A smart city is a city where technology serves the city and not the other way around. A smart city is a place that is future guiding, a place that welcomes innovation but also makes sure that that innovation solves real problems. It is a city that is very clear about the problems it wants to solve, and is also a place where people inside the government are actually allowed to take thoughtful risks and occasionally to fail in the service of learning and of growing and becoming innovative. For me, it is the culture and values of the place itself that make a smart city rather than just the tactical applications of technology.
A smart city is a city where technology serves the city and not the other way around.
Where outside of Los Angeles do you look to for inspiration?
Mexico City has an amazing bus rapid transit system and I think that is something that a lot of Latin American countries share. The city of Medellin has done some amazing work using transportation to connect low-income neighbourhoods with job opportunities using a number of really novel and innovative ideas including escalators up to the Favelas. Japan and Tokyo have done some wonderful work unlocking the value of public transit; their national railway really invests in real estate and land use development around their transit stations enabling them to fund a world class transit system by capturing the value that that transit service has unlocked in terms of land use development. I also think that Seattle has done incredible work redesigning and transforming their streets to make them safe and comfortable for people to bike and walk, and that Houston was pioneering in the way it transformed their entire bus system overnight to make sure that it really served people where they lived and where they wanted to go. I am inspired by many different places and I think that there is much that we can learn from other cities around the world.

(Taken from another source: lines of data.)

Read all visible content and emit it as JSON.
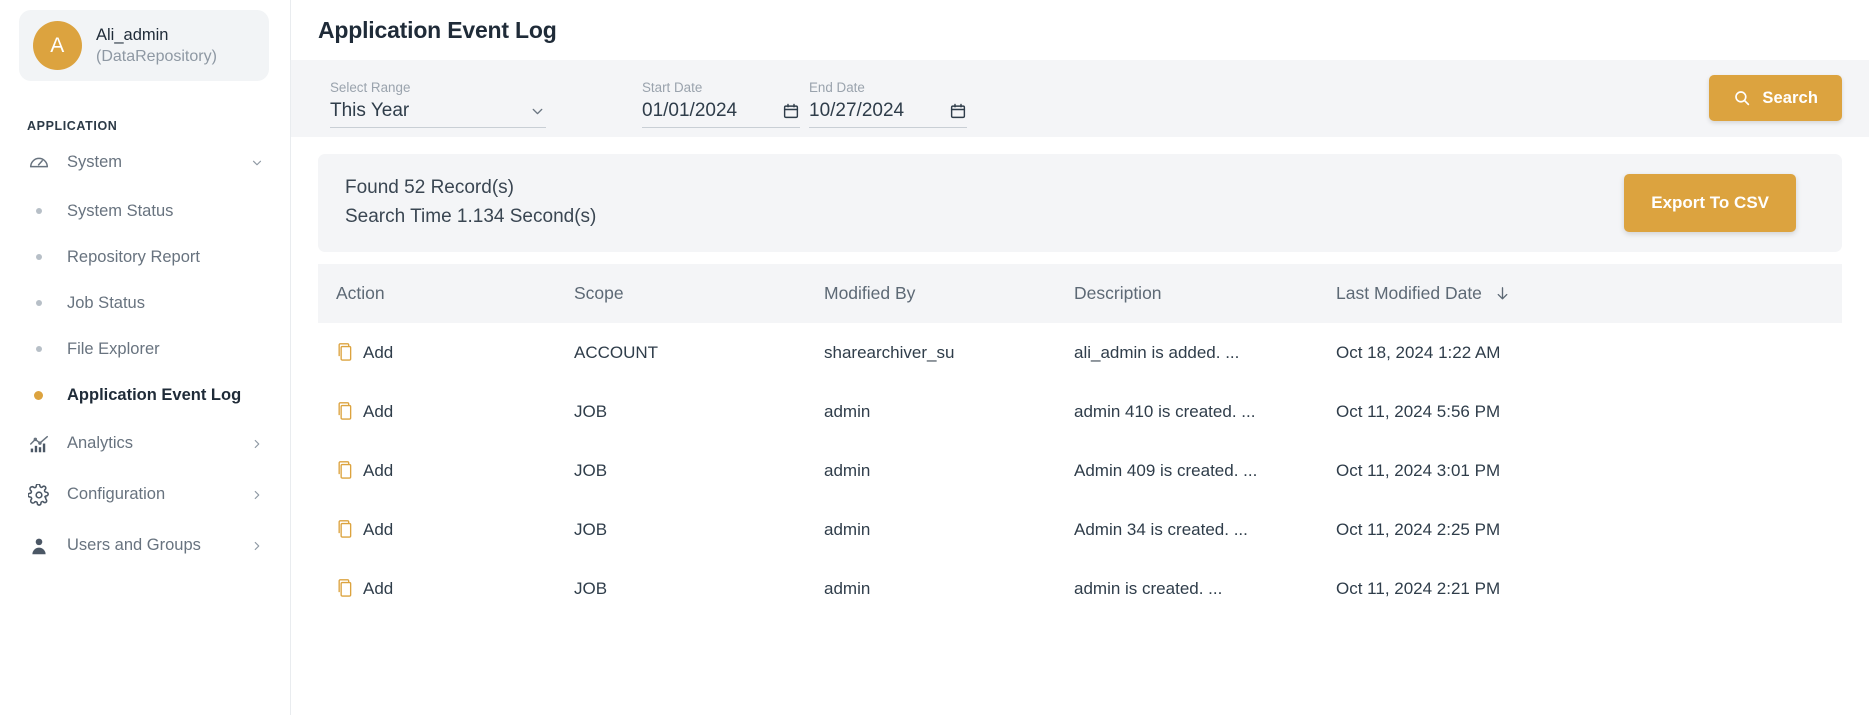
{
  "sidebar": {
    "user": {
      "avatar_initial": "A",
      "name": "Ali_admin",
      "subtitle": "(DataRepository)",
      "avatar_color": "#dca33f"
    },
    "section_title": "APPLICATION",
    "items": [
      {
        "label": "System",
        "icon": "gauge-icon",
        "chevron": "⌄",
        "expanded": true
      },
      {
        "label": "System Status",
        "type": "sub",
        "active": false
      },
      {
        "label": "Repository Report",
        "type": "sub",
        "active": false
      },
      {
        "label": "Job Status",
        "type": "sub",
        "active": false
      },
      {
        "label": "File Explorer",
        "type": "sub",
        "active": false
      },
      {
        "label": "Application Event Log",
        "type": "sub",
        "active": true
      },
      {
        "label": "Analytics",
        "icon": "bar-chart-icon",
        "chevron": "›"
      },
      {
        "label": "Configuration",
        "icon": "gear-icon",
        "chevron": "›"
      },
      {
        "label": "Users and Groups",
        "icon": "user-icon",
        "chevron": "›"
      }
    ]
  },
  "header": {
    "title": "Application Event Log"
  },
  "filters": {
    "range": {
      "label": "Select Range",
      "value": "This Year",
      "icon": "chevron-down-icon"
    },
    "start_date": {
      "label": "Start Date",
      "value": "01/01/2024",
      "icon": "calendar-icon"
    },
    "end_date": {
      "label": "End Date",
      "value": "10/27/2024",
      "icon": "calendar-icon"
    },
    "search_button": {
      "label": "Search",
      "icon": "search-icon",
      "color": "#dca33f"
    }
  },
  "results": {
    "found_text": "Found 52 Record(s)",
    "time_text": "Search Time 1.134 Second(s)",
    "export_button": {
      "label": "Export To CSV",
      "color": "#dca33f"
    }
  },
  "table": {
    "columns": [
      "Action",
      "Scope",
      "Modified By",
      "Description",
      "Last Modified Date"
    ],
    "sort_column": "Last Modified Date",
    "sort_icon": "↓",
    "rows": [
      {
        "action": "Add",
        "scope": "ACCOUNT",
        "modified_by": "sharearchiver_su",
        "description": "ali_admin is added. ...",
        "last_modified": "Oct 18, 2024 1:22 AM"
      },
      {
        "action": "Add",
        "scope": "JOB",
        "modified_by": "admin",
        "description": "admin 410 is created. ...",
        "last_modified": "Oct 11, 2024 5:56 PM"
      },
      {
        "action": "Add",
        "scope": "JOB",
        "modified_by": "admin",
        "description": "Admin 409 is created. ...",
        "last_modified": "Oct 11, 2024 3:01 PM"
      },
      {
        "action": "Add",
        "scope": "JOB",
        "modified_by": "admin",
        "description": "Admin 34 is created. ...",
        "last_modified": "Oct 11, 2024 2:25 PM"
      },
      {
        "action": "Add",
        "scope": "JOB",
        "modified_by": "admin",
        "description": "admin is created. ...",
        "last_modified": "Oct 11, 2024 2:21 PM"
      }
    ]
  }
}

Over the next 20 years, more than 2 billion people will migrate to cities. With the growing number of urban dwellers come many challenges: congestion, pollution and a shortage of housing and recreation options, to name a few. So how will our transportation infrastructures keep up? Where will everybody live? Will there be enough jobs for everyone? In our ‘Future Cities’ series, we explore what type of innovations are helping cities to become more sustainable – and liveable.